It is thought Ms Begum could be a Bangladeshi citizen because her mother is believed to be one.
However, Bangladesh's ministry of foreign affairs has said Ms Begum is not a Bangladeshi citizen and there was "no question" of her being allowed into the country.
Mr Corbyn, who is currently in Brussels to discuss his Brexit proposals, said: "She obviously has, in my view, a right to return to Britain.
"On that return she must obviously face a lot of questions about everything she has done and at that point any action may or may not be taken.
"But I think the idea of stripping somebody of their citizenship when they were born in Britain is a very extreme manoeuvre indeed.
"Indeed, I questioned the right of the home secretary to have these powers when the original law was brought in by Theresa May when she was home secretary."
Mr Javid has defended the move, which followed a debate over whether the teenager should be able to return to the UK after she was found in a Syrian refugee camp.
Ms Begum, who left east London in 2015, said she never sought to be an IS "poster girl" and now simply wished to raise her child quietly in the UK.
The home secretary said he would not leave an individual stateless, which is illegal under international law.
But the Begum family's lawyer Tasnime Akunjee, who is preparing an appeal, has said he is considering whether she has been left stateless.
Ms Begum gave birth to a boy in a Syrian refugee camp at the weekend, who the home secretary has suggested could still be British, despite the removal of Ms Begum's citizenship.
"Children should not suffer. So, if a parent does lose their British citizenship, it does not affect the rights of their child," he told the Commons.
Mr Akunjee told the Guardian he planned to travel to the Syrian refugee camp "as soon as possible" to ask for Ms Begum's consent to bring her newborn son back to Britain, while her legal case is resolved.
"We can't do anything against her will, so I would hope that I would be able to outline the options for her, explain things to her," he said.

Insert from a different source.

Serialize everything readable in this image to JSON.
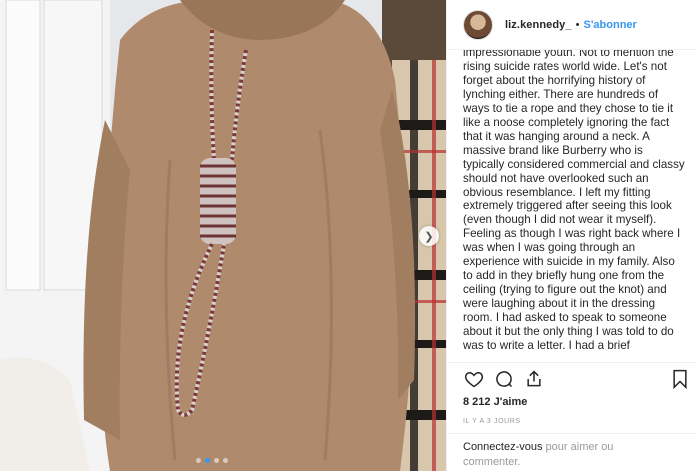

But Ms Begum told Sky News her son was unwell and she would not allow him to travel to the UK without her.
Ms Begum has previously said she had two children who both died.